This wide network, which employs thousands of people across the country, suffered significant losses during the lockdown – and the National Independent Venue Association responded. Save Our Stages, a petition for legislation to provide emergency COVID-19 relief to performance venues, became a national movement. Music fans were encouraged to sign the petition and speak with their local congressmen, while established musicians, like Miley Cyrus and The Lumineers, collected donations and performed in a live YouTube festival. The Save Our Stages Act was passed on Dec. 22, 2020, authorizing the Small Business Administration to give $10 billion in emergency relief grants to “eligible live venue operators, producers, promoters, or talent representatives,” according to congress.gov.
This emergency funding was the lifesaver many venues needed – but not every venue qualified. Miller said to receive funding, venues had to report a significant percentage of income loss between 2019 and 2020.
“I was kind of extra hosed because in 2019, I had a flood,” he said.
When the coronavirus pandemic struck, Miller canceled events and closed his doors, for the second time in 12 months. The flooding in April of 2019 caused him to rebuild much of his venue. Miller said he and his dad ripped out chairs, tables and siding, taking the main building “down to the rafters” to let it dry out and clean up all the mud.
“My dad said ‘I don’t know if we’re ever going to be able to reopen,’ but I said ‘no, we’re going to reopen,” Miller said. “We’re not letting this go.”
Two months and two days after the flood, Falconwood Park reopened. And, despite both setbacks, Miller remained determined to keep his business afloat – floods and viruses be damned. His solution, which came from a friend, was out of the box, but it put him “on the map” : drive-in concerts.

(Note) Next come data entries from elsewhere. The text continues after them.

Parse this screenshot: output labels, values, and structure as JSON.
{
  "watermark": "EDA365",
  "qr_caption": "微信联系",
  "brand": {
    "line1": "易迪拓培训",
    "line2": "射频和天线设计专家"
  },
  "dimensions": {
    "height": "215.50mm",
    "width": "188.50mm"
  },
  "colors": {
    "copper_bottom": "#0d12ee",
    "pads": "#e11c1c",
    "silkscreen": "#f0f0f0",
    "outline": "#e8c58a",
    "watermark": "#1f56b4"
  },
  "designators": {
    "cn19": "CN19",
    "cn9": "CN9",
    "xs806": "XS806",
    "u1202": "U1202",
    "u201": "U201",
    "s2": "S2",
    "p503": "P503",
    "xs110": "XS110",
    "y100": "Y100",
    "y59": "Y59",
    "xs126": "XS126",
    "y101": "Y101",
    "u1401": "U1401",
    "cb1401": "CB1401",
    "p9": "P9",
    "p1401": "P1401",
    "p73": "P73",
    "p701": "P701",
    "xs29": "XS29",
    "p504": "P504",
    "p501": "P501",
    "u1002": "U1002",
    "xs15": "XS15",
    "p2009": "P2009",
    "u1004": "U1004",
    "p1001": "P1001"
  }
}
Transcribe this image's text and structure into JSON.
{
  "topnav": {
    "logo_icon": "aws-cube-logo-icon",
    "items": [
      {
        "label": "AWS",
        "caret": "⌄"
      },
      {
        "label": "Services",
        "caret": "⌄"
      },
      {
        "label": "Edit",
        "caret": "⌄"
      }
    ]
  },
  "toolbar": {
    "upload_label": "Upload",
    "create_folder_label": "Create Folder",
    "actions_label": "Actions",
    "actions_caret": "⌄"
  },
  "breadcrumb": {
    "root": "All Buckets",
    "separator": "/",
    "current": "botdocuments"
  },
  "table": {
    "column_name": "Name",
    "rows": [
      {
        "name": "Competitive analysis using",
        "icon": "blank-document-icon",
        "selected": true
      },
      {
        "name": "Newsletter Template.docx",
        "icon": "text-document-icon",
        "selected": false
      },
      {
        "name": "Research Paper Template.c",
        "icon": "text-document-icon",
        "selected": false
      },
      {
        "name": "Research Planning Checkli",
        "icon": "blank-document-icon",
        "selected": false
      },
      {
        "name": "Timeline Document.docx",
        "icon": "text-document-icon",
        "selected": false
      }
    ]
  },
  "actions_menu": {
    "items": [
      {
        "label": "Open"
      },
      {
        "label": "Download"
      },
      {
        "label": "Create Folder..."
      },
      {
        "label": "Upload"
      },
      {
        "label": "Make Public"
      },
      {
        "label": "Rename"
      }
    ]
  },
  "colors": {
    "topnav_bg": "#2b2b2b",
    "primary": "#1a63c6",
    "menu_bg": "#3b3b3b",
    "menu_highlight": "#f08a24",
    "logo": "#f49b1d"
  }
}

On May 15, 2020, Falconwood Park hosted one of the first live, in-person concerts in the nation since the pandemic’s start. The venue offered no concessions, and people couldn’t leave their cars, but there was live music. This concert, coupled with Falconwood’s large, outdoor space, caught the eyes and ears of booking agents across the country.
On May 4, Falconwood Park will host national touring band Mt. Joy, putting this venue at the forefront of live music once again.
Miller’s quick and creative thinking set him up for a full summer lineup of socially distanced shows. He said concertgoers can buy groups of four or eight tickets and remain in “people pods” throughout the shows, safely creating distance between members of different parties.
“We’re back to full open. It’s all ready to rock again since the flood,” Miller said.
Miller and O’Keeffe are heading into the summer optimistically, with hopes that the worst is behind them. O’Keeffe plans to release three new songs in May and perform live again in Nebraska in June.
Miller said the drive-in theater will reopen in May, and he has a full list of concerts and festivals booked for the summer, including The Floozies, Leftover Salmon and The Infamous Stringdusters. Hippie Fest will take place at Falconwood Park in August.
Other venues in Omaha are starting to open again as well. Slowdown announced on April 2 tickets for local live shows were available for purchase. Performers and performance venues seem to be pulling through.
“The desire to go to a live show is going to be so great,” O’Keeffe said. “I was talking to someone who said, ‘the whole world is gonna’ be on spring break for the next two years.’”